Start to finish, print the data below exactly, without the images.

Excerpts from an interface dataset:
= = = =
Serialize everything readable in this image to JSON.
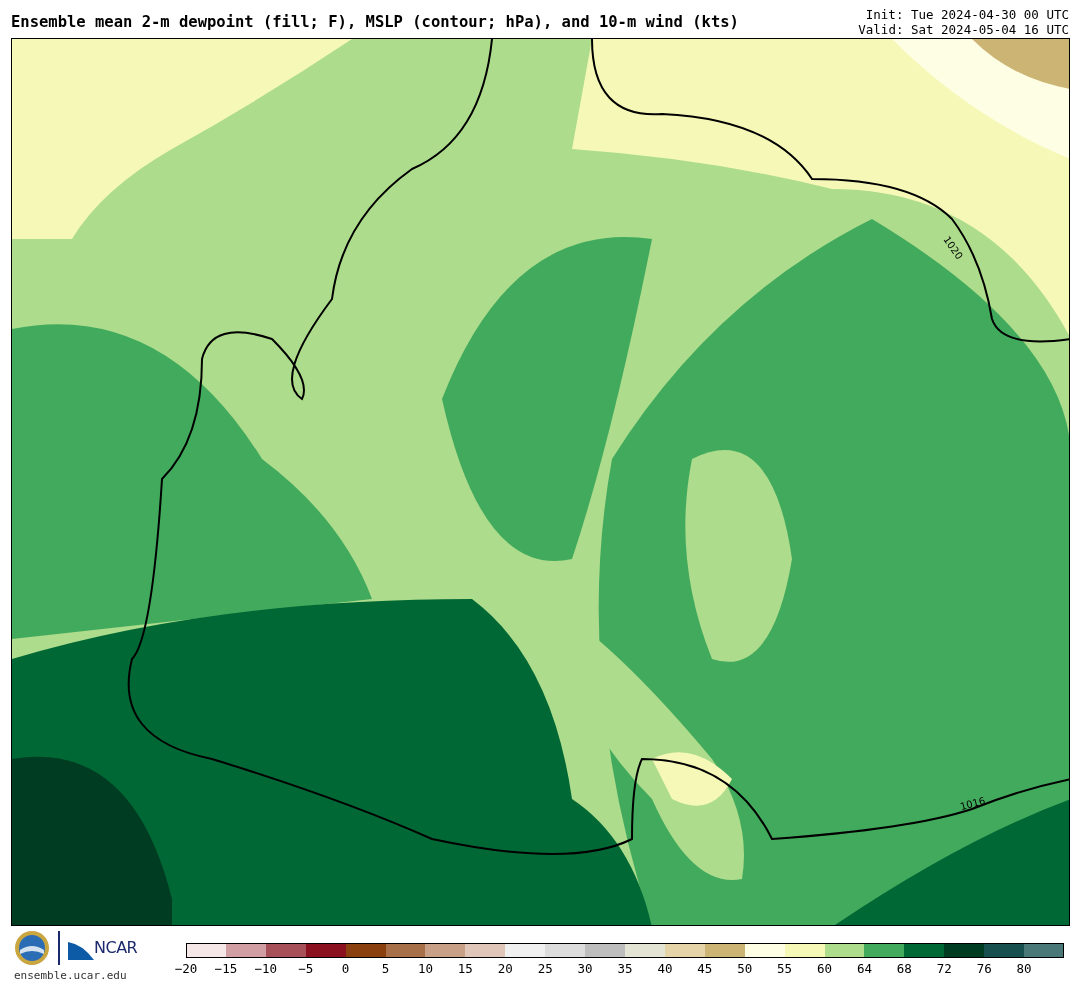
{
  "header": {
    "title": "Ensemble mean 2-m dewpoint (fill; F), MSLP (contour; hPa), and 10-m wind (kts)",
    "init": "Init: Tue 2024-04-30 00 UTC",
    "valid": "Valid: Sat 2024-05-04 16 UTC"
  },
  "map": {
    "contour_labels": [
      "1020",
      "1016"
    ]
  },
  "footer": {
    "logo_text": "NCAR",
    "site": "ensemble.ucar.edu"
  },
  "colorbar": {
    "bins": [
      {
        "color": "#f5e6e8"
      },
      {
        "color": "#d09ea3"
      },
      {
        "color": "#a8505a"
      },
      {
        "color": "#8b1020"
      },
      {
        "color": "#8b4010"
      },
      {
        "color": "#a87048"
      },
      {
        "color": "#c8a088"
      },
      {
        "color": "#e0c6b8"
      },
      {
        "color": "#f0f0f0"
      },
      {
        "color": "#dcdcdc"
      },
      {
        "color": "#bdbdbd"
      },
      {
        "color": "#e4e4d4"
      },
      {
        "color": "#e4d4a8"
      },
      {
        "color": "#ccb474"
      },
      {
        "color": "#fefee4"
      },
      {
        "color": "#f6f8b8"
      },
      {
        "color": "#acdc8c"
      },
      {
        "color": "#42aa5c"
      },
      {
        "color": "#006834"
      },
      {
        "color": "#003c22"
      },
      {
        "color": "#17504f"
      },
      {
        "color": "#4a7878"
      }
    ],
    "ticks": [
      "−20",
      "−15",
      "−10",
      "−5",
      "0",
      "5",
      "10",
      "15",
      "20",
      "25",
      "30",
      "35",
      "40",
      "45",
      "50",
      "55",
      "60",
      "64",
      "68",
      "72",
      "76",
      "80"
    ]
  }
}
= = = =
[ANSWER SECTION]:
Serialize everything readable in this image to JSON.
{
  "header": {
    "title": "Ensemble mean 2-m dewpoint (fill; F), MSLP (contour; hPa), and 10-m wind (kts)",
    "init": "Init: Tue 2024-04-30 00 UTC",
    "valid": "Valid: Sat 2024-05-04 16 UTC"
  },
  "map": {
    "contour_labels": [
      "1020",
      "1016"
    ]
  },
  "footer": {
    "logo_text": "NCAR",
    "site": "ensemble.ucar.edu"
  },
  "colorbar": {
    "bins": [
      {
        "color": "#f5e6e8"
      },
      {
        "color": "#d09ea3"
      },
      {
        "color": "#a8505a"
      },
      {
        "color": "#8b1020"
      },
      {
        "color": "#8b4010"
      },
      {
        "color": "#a87048"
      },
      {
        "color": "#c8a088"
      },
      {
        "color": "#e0c6b8"
      },
      {
        "color": "#f0f0f0"
      },
      {
        "color": "#dcdcdc"
      },
      {
        "color": "#bdbdbd"
      },
      {
        "color": "#e4e4d4"
      },
      {
        "color": "#e4d4a8"
      },
      {
        "color": "#ccb474"
      },
      {
        "color": "#fefee4"
      },
      {
        "color": "#f6f8b8"
      },
      {
        "color": "#acdc8c"
      },
      {
        "color": "#42aa5c"
      },
      {
        "color": "#006834"
      },
      {
        "color": "#003c22"
      },
      {
        "color": "#17504f"
      },
      {
        "color": "#4a7878"
      }
    ],
    "ticks": [
      "−20",
      "−15",
      "−10",
      "−5",
      "0",
      "5",
      "10",
      "15",
      "20",
      "25",
      "30",
      "35",
      "40",
      "45",
      "50",
      "55",
      "60",
      "64",
      "68",
      "72",
      "76",
      "80"
    ]
  }
}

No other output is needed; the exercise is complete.